2nd Session

Disability Rights Nebraska's Public Policy Team worked hard to protect the rights of people with disabilities during the 105th Legislature's 2nd Session. In 2018, we continued our public policy advocacy by providing analyses and testimony on issues that affect the disability community.  We respond to “High-Priority” bills with testimony, personal contacts and education, and “Medium Priority” bills with letters, often in conjunction with other disability rights partners. View a complete list of our legislative priorities in 2018 to learn more about bills that might affect Nebraskans with disabilities. 

Learn more about Nebraska's legislative process or recap last year's session by visiting our  2017 Legislative Updates page.



Under LB739, the Nebraska Department of Correctional Services could not place a member of a vulnerable population in restrictive housing. Disability Rights Nebraska Public Policy Director, Brad Meurrens, testified in support of this bill and was quoted in this article. “It does not require much of a stretch to understand that solitary confinement could create additional or exacerbate underlying mental health conditions for persons who are in one or more of those vulnerable populations [outlined in the bill],” Meurrens said.

Over the years, the use of seclusion and restraint in schools across the United States has drawn plenty of attention. Federal data indicates more than 122,000 students nationwide were secluded or restrained in the 2015-2016 school year and students with disabilities represent 12% of the student population. Nationally, they represent 71% of students who were restrained and 66% of those students who were secluded. Recently, there has been movement at the federal level to better understand and reduce the use of restraint and seclusion. Locally, however, a Nebraska state senator has proposed a bill, Legislative Bill 147, that leans the opposite direction.

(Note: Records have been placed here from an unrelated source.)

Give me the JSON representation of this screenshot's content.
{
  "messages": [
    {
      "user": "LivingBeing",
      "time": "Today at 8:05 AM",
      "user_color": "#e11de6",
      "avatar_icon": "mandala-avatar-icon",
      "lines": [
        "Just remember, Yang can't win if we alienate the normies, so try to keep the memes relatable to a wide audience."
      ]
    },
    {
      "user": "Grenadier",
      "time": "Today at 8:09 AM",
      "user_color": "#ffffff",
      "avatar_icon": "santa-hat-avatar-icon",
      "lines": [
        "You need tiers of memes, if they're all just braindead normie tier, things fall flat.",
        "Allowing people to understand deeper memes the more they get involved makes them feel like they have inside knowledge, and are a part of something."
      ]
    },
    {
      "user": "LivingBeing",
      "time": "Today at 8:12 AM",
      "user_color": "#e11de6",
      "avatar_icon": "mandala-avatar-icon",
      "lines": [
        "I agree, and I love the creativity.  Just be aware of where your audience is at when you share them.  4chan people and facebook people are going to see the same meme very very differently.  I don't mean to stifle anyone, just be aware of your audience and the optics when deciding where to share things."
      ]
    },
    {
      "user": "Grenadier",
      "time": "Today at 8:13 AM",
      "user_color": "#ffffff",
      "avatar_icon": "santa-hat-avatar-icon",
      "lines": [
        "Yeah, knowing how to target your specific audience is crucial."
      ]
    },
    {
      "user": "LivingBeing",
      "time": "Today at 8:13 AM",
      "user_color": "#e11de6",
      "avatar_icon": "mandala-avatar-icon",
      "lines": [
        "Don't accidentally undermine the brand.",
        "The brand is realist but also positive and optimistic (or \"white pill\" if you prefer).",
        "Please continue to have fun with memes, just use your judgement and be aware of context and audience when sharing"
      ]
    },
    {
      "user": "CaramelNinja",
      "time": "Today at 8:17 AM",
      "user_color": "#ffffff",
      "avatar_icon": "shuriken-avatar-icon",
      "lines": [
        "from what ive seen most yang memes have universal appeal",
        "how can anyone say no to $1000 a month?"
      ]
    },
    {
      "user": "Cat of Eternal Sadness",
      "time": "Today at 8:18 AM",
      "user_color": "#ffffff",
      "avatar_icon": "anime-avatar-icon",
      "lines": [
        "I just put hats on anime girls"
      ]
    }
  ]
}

Michael Warner, a Disability Rights Nebraska Board Member, spoke against LB 147 at its hearing. “Students are in school to learn,” he said. “They should not be fearful of retaliation from a teacher because they got frustrated.”

LB 247 was proposed by Sen. Kate Bolz "to establish provisions specific to the advance planning of mental health care." Disability Rights Nebraska's Public Policy Director, Brad Meurrens, testified in opposition to the bill, stating "We would like to see psychiatric advance directives in place in Nebraska. We just believe that this bill is not the vehicle at this time and issues need to be addressed in a broader discussion with a wider array of stakeholders."